But as it’s spread, Occupy has been equally met with police violence, suppression of media coverage and the occasional stunning disregard for the rule of law. Images of police hitting protesters with batons, coupled with the use of tear gas, pepper spray, and flashbombs have flooded the internet. In a well publicised case in Oakland, former Marine Scott Olsen was hit in the head with a tear gas canister and admitted to hospital in a serious condition. In a nation that venerates its military, perhaps it takes a veteran for police violence to matter.
According to Twitter and the Occupy movement’s texts as well as press releases from both the movement and the Mayor’s office, the early morning raid cleared the protests’ two-month-long “model society” of its infrastructure, including spaces and structures like the women’s safe space tent, the medical tent, and thousands of books from the “People’s Library” — which were seen in the back of a dumpster.
This move in New York follows after similar attacks over the weekend against Occupy protesters in Portland, Denver, Salt Lake City and Oakland. Oakland mayor Jean Quan recently implied on a BBC interview (audio at 5:30) that there has been a co-ordinated effort between cities to remove occupations: “I was recently on a conference call with 18 cities across the country who had the same situation.” Though politicians have cited spurious safety concerns, it is hard not to conclude that there is a concerted effort amongst the nation’s leaders to squash dissent.
Indeed, it appears to be the fact that the Occupy movement has claimed public space itself that is a profound threat. Quan suggests Occupy movements move to private space–“in New York City, it’s interesting that the Wall Street movement is actually on a private park, so they’re not, again, in the public domain, and they’re not infringing on the public’s right to use a public park.” Protesters, one gathers, are not part of the public, nor is their right to free assembly a right that can be exercised for very long.
Of course, Quan is wrong to suggest that private space offers a haven for the Occupy movement. Bloomberg cleared Zuccotti at the request of the company that owns the park–an explicit reminder of the government doing the bidding of corporations against the people it supposedly represents.
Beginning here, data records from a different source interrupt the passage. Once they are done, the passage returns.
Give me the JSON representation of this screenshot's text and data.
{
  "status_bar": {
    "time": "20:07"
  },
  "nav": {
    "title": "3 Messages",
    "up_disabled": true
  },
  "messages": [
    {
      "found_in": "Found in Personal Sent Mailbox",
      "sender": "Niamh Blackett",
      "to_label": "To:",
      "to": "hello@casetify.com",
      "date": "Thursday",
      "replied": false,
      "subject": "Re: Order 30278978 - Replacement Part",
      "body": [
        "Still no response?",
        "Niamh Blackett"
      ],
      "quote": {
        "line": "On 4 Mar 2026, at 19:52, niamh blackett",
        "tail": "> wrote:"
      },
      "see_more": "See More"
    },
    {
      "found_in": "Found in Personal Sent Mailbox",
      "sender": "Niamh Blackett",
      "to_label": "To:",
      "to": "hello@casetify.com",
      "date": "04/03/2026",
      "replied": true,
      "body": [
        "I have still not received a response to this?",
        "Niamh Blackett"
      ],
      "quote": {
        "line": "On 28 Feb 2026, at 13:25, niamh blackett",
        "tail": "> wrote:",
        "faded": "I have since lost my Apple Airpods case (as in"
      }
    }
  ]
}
Neither publicly owned nor private space are safe for sustained protest.
Blogger zunguzungu, at the Occupy Cal protest at the UC Berkeley campus suggests that the university’s nonsensical justification of police force forms “an active refusal to require a philosophy in justifying its choices.” As the post makes clear, the 1% the Occupiers face use only partial explanations, refracted through PR doublespeak to defend their actions.
It is arguable that this active refusal describes the broader use of power by the political and economic ruling classes and their police enforcers–sovereign power exercised with or without justification, with or without legality; sovereign power that merely mimes the familiar tropes of free speech and democracy, even as it moves from the politics of consent into quite a different form of governing the population through surveillance and force.
Though one can find descriptions of the Occupiers’ motivations in independent media, the mainstream media takes the perspective of the ruling class, struggling to enforcing an increasingly implausible neoliberal reality principle in which cuts to public programs and government jobs “make sense” but taxing obscenely wealthy corporations does not.
A democracy that is only a democracy when there is no serious dissent, that ignores the interests of the majority of its people, that ruthlessly squashes protest, that uses Kafkaesque bureaucratic language to pave over the violence in both its everyday functioning and its treatment of dissidents is no democracy at all. One can speak publicly, but it had better not be effective, is the dictate of a pseudo democracy–and whether you agree with them or not, the Occupiers have been remarkably successful in pushing the public conversation towards truly seeing the decimation of the nation’s working and middle classes. It is for the very reason of Occupy’s effectiveness that the pantomime among political leaders of allowing the exercise of free speech is being abandoned.
Of course, many of the nation’s most marginalised and vulnerable people have long known how thin the line between democracy and totalitarianism is, have watched the militarisation of the police and the corporate take-over of the political system, and experienced the violence of that system enacted firsthand on their bodies.
There have been, to be sure, no deaths at the hands of police. And there has not been a formal state of emergency declared. But if the co-ordinated removal of a largescale democratic and non-violent movement advocating for nothing more radical than a return to basic income equality, responsible taxation and regulation, and a functioning social welfare state–if this does not convince that freedom in the United States is largely an ideological fiction that can be suspended at any time, then perhaps nothing will.